• **Your instructions**: Nothing but the pictures should be left out when the entries below are duplicated.

··· The data

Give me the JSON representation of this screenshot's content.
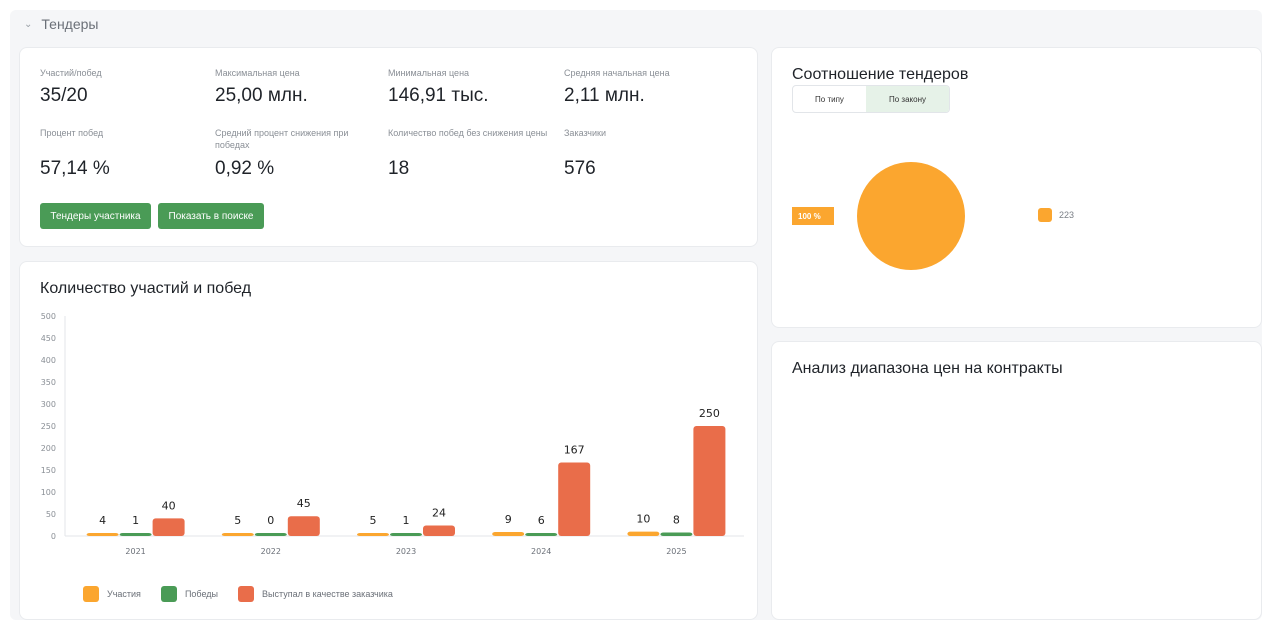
{
  "section": {
    "title": "Тендеры"
  },
  "stats": [
    {
      "label": "Участий/побед",
      "value": "35/20"
    },
    {
      "label": "Максимальная цена",
      "value": "25,00 млн."
    },
    {
      "label": "Минимальная цена",
      "value": "146,91 тыс."
    },
    {
      "label": "Средняя начальная цена",
      "value": "2,11 млн."
    },
    {
      "label": "Процент побед",
      "value": "57,14 %"
    },
    {
      "label": "Средний процент снижения при победах",
      "value": "0,92 %"
    },
    {
      "label": "Количество побед без снижения цены",
      "value": "18"
    },
    {
      "label": "Заказчики",
      "value": "576"
    }
  ],
  "buttons": {
    "participant_tenders": "Тендеры участника",
    "show_in_search": "Показать в поиске"
  },
  "ratio": {
    "title": "Соотношение тендеров",
    "tabs": [
      "По типу",
      "По закону"
    ],
    "active_tab": "По закону",
    "percent_label": "100 %",
    "legend_value": "223",
    "color": "#fba62f"
  },
  "range": {
    "title": "Анализ диапазона цен на контракты"
  },
  "bar_chart": {
    "title": "Количество участий и побед"
  },
  "chart_data": {
    "type": "bar",
    "categories": [
      "2021",
      "2022",
      "2023",
      "2024",
      "2025"
    ],
    "series": [
      {
        "name": "Участия",
        "color": "#fba62f",
        "values": [
          4,
          5,
          5,
          9,
          10
        ]
      },
      {
        "name": "Победы",
        "color": "#4a9b56",
        "values": [
          1,
          0,
          1,
          6,
          8
        ]
      },
      {
        "name": "Выступал в качестве заказчика",
        "color": "#e96d4a",
        "values": [
          40,
          45,
          24,
          167,
          250
        ]
      }
    ],
    "ylim": [
      0,
      500
    ],
    "yticks": [
      0,
      50,
      100,
      150,
      200,
      250,
      300,
      350,
      400,
      450,
      500
    ],
    "legend_position": "bottom-left",
    "data_labels": true
  }
}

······

• **Task result**:
Give me the JSON representation of this screenshot's content.
{
  "section": {
    "title": "Тендеры"
  },
  "stats": [
    {
      "label": "Участий/побед",
      "value": "35/20"
    },
    {
      "label": "Максимальная цена",
      "value": "25,00 млн."
    },
    {
      "label": "Минимальная цена",
      "value": "146,91 тыс."
    },
    {
      "label": "Средняя начальная цена",
      "value": "2,11 млн."
    },
    {
      "label": "Процент побед",
      "value": "57,14 %"
    },
    {
      "label": "Средний процент снижения при победах",
      "value": "0,92 %"
    },
    {
      "label": "Количество побед без снижения цены",
      "value": "18"
    },
    {
      "label": "Заказчики",
      "value": "576"
    }
  ],
  "buttons": {
    "participant_tenders": "Тендеры участника",
    "show_in_search": "Показать в поиске"
  },
  "ratio": {
    "title": "Соотношение тендеров",
    "tabs": [
      "По типу",
      "По закону"
    ],
    "active_tab": "По закону",
    "percent_label": "100 %",
    "legend_value": "223",
    "color": "#fba62f"
  },
  "range": {
    "title": "Анализ диапазона цен на контракты"
  },
  "bar_chart": {
    "title": "Количество участий и побед"
  },
  "chart_data": {
    "type": "bar",
    "categories": [
      "2021",
      "2022",
      "2023",
      "2024",
      "2025"
    ],
    "series": [
      {
        "name": "Участия",
        "color": "#fba62f",
        "values": [
          4,
          5,
          5,
          9,
          10
        ]
      },
      {
        "name": "Победы",
        "color": "#4a9b56",
        "values": [
          1,
          0,
          1,
          6,
          8
        ]
      },
      {
        "name": "Выступал в качестве заказчика",
        "color": "#e96d4a",
        "values": [
          40,
          45,
          24,
          167,
          250
        ]
      }
    ],
    "ylim": [
      0,
      500
    ],
    "yticks": [
      0,
      50,
      100,
      150,
      200,
      250,
      300,
      350,
      400,
      450,
      500
    ],
    "legend_position": "bottom-left",
    "data_labels": true
  }
}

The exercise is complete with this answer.